Please print every record below exactly as it reads.

━━━━━━━━━━━━━━━━━━━━━━━━━━━━━━

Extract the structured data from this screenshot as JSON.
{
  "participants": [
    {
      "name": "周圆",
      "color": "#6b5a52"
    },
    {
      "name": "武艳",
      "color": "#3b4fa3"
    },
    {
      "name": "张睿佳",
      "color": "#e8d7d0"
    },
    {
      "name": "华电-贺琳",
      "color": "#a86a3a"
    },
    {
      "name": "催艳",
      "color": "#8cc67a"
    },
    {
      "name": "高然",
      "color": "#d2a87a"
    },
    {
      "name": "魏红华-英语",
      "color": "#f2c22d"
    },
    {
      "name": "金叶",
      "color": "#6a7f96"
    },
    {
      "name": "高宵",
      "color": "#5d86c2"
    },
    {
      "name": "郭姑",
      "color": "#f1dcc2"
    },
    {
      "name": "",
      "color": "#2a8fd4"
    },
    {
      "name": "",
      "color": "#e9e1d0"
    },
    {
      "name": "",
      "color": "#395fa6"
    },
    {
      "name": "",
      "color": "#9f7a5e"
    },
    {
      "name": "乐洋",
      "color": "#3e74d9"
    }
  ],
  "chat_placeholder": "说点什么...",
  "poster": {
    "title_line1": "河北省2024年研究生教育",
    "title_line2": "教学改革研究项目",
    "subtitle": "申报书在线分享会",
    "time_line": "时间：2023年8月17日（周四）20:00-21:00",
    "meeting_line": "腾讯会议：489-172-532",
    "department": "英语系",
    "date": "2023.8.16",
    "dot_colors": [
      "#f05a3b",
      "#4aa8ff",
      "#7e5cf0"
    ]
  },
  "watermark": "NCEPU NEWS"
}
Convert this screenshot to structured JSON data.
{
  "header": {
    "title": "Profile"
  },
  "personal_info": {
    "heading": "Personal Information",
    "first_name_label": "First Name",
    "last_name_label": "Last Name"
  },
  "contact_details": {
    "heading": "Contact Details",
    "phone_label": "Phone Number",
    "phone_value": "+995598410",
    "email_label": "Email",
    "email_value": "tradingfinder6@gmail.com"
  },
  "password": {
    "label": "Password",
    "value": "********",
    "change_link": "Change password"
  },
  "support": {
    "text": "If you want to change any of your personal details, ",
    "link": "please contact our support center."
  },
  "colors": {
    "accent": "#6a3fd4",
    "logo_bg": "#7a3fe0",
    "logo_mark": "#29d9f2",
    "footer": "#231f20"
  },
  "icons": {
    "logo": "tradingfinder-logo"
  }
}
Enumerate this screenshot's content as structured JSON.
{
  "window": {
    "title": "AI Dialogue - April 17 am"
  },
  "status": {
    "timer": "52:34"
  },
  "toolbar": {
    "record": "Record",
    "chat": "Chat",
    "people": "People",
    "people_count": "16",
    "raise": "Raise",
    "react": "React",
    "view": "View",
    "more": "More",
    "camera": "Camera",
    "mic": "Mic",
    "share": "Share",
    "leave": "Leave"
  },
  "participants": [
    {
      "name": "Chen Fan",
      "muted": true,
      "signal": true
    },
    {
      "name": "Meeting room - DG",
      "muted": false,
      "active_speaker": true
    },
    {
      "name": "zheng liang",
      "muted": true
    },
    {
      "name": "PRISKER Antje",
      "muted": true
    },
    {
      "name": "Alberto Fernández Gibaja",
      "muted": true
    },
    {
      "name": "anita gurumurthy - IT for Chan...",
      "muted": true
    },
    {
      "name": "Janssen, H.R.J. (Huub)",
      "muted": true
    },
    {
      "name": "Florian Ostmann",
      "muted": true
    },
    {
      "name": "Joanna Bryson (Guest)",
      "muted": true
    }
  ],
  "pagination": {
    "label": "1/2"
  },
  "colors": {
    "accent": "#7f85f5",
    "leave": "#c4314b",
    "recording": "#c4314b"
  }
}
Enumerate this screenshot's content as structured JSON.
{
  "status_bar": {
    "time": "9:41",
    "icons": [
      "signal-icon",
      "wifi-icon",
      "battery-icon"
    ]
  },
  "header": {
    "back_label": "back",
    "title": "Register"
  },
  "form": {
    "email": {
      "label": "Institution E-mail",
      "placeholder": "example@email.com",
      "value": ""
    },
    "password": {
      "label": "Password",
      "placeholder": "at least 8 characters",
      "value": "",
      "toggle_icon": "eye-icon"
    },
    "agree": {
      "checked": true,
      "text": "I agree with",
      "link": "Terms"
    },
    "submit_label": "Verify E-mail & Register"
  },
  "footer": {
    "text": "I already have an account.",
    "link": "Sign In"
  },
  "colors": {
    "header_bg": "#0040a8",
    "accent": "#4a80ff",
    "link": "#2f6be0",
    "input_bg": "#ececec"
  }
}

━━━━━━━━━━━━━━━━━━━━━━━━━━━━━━

→ **YOUR RESPONSE**
Extract the structured data from this screenshot as JSON.
{
  "participants": [
    {
      "name": "周圆",
      "color": "#6b5a52"
    },
    {
      "name": "武艳",
      "color": "#3b4fa3"
    },
    {
      "name": "张睿佳",
      "color": "#e8d7d0"
    },
    {
      "name": "华电-贺琳",
      "color": "#a86a3a"
    },
    {
      "name": "催艳",
      "color": "#8cc67a"
    },
    {
      "name": "高然",
      "color": "#d2a87a"
    },
    {
      "name": "魏红华-英语",
      "color": "#f2c22d"
    },
    {
      "name": "金叶",
      "color": "#6a7f96"
    },
    {
      "name": "高宵",
      "color": "#5d86c2"
    },
    {
      "name": "郭姑",
      "color": "#f1dcc2"
    },
    {
      "name": "",
      "color": "#2a8fd4"
    },
    {
      "name": "",
      "color": "#e9e1d0"
    },
    {
      "name": "",
      "color": "#395fa6"
    },
    {
      "name": "",
      "color": "#9f7a5e"
    },
    {
      "name": "乐洋",
      "color": "#3e74d9"
    }
  ],
  "chat_placeholder": "说点什么...",
  "poster": {
    "title_line1": "河北省2024年研究生教育",
    "title_line2": "教学改革研究项目",
    "subtitle": "申报书在线分享会",
    "time_line": "时间：2023年8月17日（周四）20:00-21:00",
    "meeting_line": "腾讯会议：489-172-532",
    "department": "英语系",
    "date": "2023.8.16",
    "dot_colors": [
      "#f05a3b",
      "#4aa8ff",
      "#7e5cf0"
    ]
  },
  "watermark": "NCEPU NEWS"
}
Convert this screenshot to structured JSON data.
{
  "header": {
    "title": "Profile"
  },
  "personal_info": {
    "heading": "Personal Information",
    "first_name_label": "First Name",
    "last_name_label": "Last Name"
  },
  "contact_details": {
    "heading": "Contact Details",
    "phone_label": "Phone Number",
    "phone_value": "+995598410",
    "email_label": "Email",
    "email_value": "tradingfinder6@gmail.com"
  },
  "password": {
    "label": "Password",
    "value": "********",
    "change_link": "Change password"
  },
  "support": {
    "text": "If you want to change any of your personal details, ",
    "link": "please contact our support center."
  },
  "colors": {
    "accent": "#6a3fd4",
    "logo_bg": "#7a3fe0",
    "logo_mark": "#29d9f2",
    "footer": "#231f20"
  },
  "icons": {
    "logo": "tradingfinder-logo"
  }
}
Enumerate this screenshot's content as structured JSON.
{
  "window": {
    "title": "AI Dialogue - April 17 am"
  },
  "status": {
    "timer": "52:34"
  },
  "toolbar": {
    "record": "Record",
    "chat": "Chat",
    "people": "People",
    "people_count": "16",
    "raise": "Raise",
    "react": "React",
    "view": "View",
    "more": "More",
    "camera": "Camera",
    "mic": "Mic",
    "share": "Share",
    "leave": "Leave"
  },
  "participants": [
    {
      "name": "Chen Fan",
      "muted": true,
      "signal": true
    },
    {
      "name": "Meeting room - DG",
      "muted": false,
      "active_speaker": true
    },
    {
      "name": "zheng liang",
      "muted": true
    },
    {
      "name": "PRISKER Antje",
      "muted": true
    },
    {
      "name": "Alberto Fernández Gibaja",
      "muted": true
    },
    {
      "name": "anita gurumurthy - IT for Chan...",
      "muted": true
    },
    {
      "name": "Janssen, H.R.J. (Huub)",
      "muted": true
    },
    {
      "name": "Florian Ostmann",
      "muted": true
    },
    {
      "name": "Joanna Bryson (Guest)",
      "muted": true
    }
  ],
  "pagination": {
    "label": "1/2"
  },
  "colors": {
    "accent": "#7f85f5",
    "leave": "#c4314b",
    "recording": "#c4314b"
  }
}
Enumerate this screenshot's content as structured JSON.
{
  "status_bar": {
    "time": "9:41",
    "icons": [
      "signal-icon",
      "wifi-icon",
      "battery-icon"
    ]
  },
  "header": {
    "back_label": "back",
    "title": "Register"
  },
  "form": {
    "email": {
      "label": "Institution E-mail",
      "placeholder": "example@email.com",
      "value": ""
    },
    "password": {
      "label": "Password",
      "placeholder": "at least 8 characters",
      "value": "",
      "toggle_icon": "eye-icon"
    },
    "agree": {
      "checked": true,
      "text": "I agree with",
      "link": "Terms"
    },
    "submit_label": "Verify E-mail & Register"
  },
  "footer": {
    "text": "I already have an account.",
    "link": "Sign In"
  },
  "colors": {
    "header_bg": "#0040a8",
    "accent": "#4a80ff",
    "link": "#2f6be0",
    "input_bg": "#ececec"
  }
}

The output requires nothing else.